++++ THE RECORDS

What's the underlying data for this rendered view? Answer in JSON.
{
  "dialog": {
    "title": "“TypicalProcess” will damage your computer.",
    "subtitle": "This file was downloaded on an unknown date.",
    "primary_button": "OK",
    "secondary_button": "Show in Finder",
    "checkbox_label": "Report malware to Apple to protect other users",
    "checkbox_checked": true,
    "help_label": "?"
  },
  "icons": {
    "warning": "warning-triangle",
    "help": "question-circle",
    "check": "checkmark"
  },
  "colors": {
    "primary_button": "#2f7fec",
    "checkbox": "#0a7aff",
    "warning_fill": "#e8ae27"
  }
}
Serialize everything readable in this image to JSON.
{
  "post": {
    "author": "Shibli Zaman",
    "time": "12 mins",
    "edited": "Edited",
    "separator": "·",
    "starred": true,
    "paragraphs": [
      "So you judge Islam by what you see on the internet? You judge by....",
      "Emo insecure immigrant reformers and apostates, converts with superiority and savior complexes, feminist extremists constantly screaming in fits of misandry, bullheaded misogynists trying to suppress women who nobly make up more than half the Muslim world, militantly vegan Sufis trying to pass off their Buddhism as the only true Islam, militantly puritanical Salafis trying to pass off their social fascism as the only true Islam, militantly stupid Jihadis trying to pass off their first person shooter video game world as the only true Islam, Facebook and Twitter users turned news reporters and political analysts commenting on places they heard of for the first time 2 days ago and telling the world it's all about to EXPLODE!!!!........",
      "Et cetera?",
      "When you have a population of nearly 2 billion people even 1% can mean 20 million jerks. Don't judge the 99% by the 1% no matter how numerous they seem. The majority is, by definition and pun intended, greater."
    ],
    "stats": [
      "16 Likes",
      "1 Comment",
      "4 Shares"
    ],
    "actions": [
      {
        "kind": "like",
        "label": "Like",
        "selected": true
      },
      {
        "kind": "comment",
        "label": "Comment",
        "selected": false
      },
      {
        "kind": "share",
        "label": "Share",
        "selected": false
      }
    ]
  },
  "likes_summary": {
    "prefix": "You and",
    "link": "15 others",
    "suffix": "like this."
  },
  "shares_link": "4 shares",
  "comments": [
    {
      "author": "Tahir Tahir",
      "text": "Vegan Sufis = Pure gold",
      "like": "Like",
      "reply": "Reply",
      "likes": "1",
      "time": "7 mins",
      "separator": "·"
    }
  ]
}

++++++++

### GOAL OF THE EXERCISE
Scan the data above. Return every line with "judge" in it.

### OUTPUT OF THE TASK
      "So you judge Islam by what you see on the internet? You judge by....",
      "When you have a population of nearly 2 billion people even 1% can mean 20 million jerks. Don't judge the 99% by the 1% no matter how numerous they seem. The majority is, by definition and pun intended, greater."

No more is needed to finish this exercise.